(Source records)

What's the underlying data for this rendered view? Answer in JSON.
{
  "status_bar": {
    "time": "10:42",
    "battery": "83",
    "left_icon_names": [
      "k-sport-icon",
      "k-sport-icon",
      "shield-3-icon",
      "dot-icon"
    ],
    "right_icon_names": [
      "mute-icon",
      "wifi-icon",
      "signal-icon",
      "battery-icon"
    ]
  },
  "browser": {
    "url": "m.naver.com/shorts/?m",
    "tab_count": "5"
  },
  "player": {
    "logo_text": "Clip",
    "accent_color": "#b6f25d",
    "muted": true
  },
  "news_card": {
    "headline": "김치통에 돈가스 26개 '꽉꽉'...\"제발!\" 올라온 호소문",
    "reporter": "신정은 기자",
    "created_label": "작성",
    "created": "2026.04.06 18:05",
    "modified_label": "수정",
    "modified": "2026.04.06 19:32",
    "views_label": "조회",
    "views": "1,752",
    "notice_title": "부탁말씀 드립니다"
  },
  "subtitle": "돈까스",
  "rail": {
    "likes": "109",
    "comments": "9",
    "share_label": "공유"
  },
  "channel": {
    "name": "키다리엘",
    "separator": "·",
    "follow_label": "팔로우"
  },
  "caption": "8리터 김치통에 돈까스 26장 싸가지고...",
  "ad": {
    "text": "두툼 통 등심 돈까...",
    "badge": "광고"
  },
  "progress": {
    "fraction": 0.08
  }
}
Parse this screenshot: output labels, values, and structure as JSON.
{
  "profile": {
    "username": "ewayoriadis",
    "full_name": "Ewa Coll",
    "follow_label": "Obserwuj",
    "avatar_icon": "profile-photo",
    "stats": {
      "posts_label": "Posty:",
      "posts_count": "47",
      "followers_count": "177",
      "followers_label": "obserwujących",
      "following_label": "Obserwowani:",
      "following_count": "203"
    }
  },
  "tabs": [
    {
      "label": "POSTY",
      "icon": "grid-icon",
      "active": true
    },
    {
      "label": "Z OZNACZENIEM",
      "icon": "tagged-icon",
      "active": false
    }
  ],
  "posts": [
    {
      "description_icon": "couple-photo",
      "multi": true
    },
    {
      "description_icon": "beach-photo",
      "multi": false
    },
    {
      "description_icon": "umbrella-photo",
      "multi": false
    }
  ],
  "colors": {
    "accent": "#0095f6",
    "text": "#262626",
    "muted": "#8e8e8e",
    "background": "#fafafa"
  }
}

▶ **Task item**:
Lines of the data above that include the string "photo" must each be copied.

▶ **Problem solution**:
    "avatar_icon": "profile-photo",
      "description_icon": "couple-photo",
      "description_icon": "beach-photo",
      "description_icon": "umbrella-photo",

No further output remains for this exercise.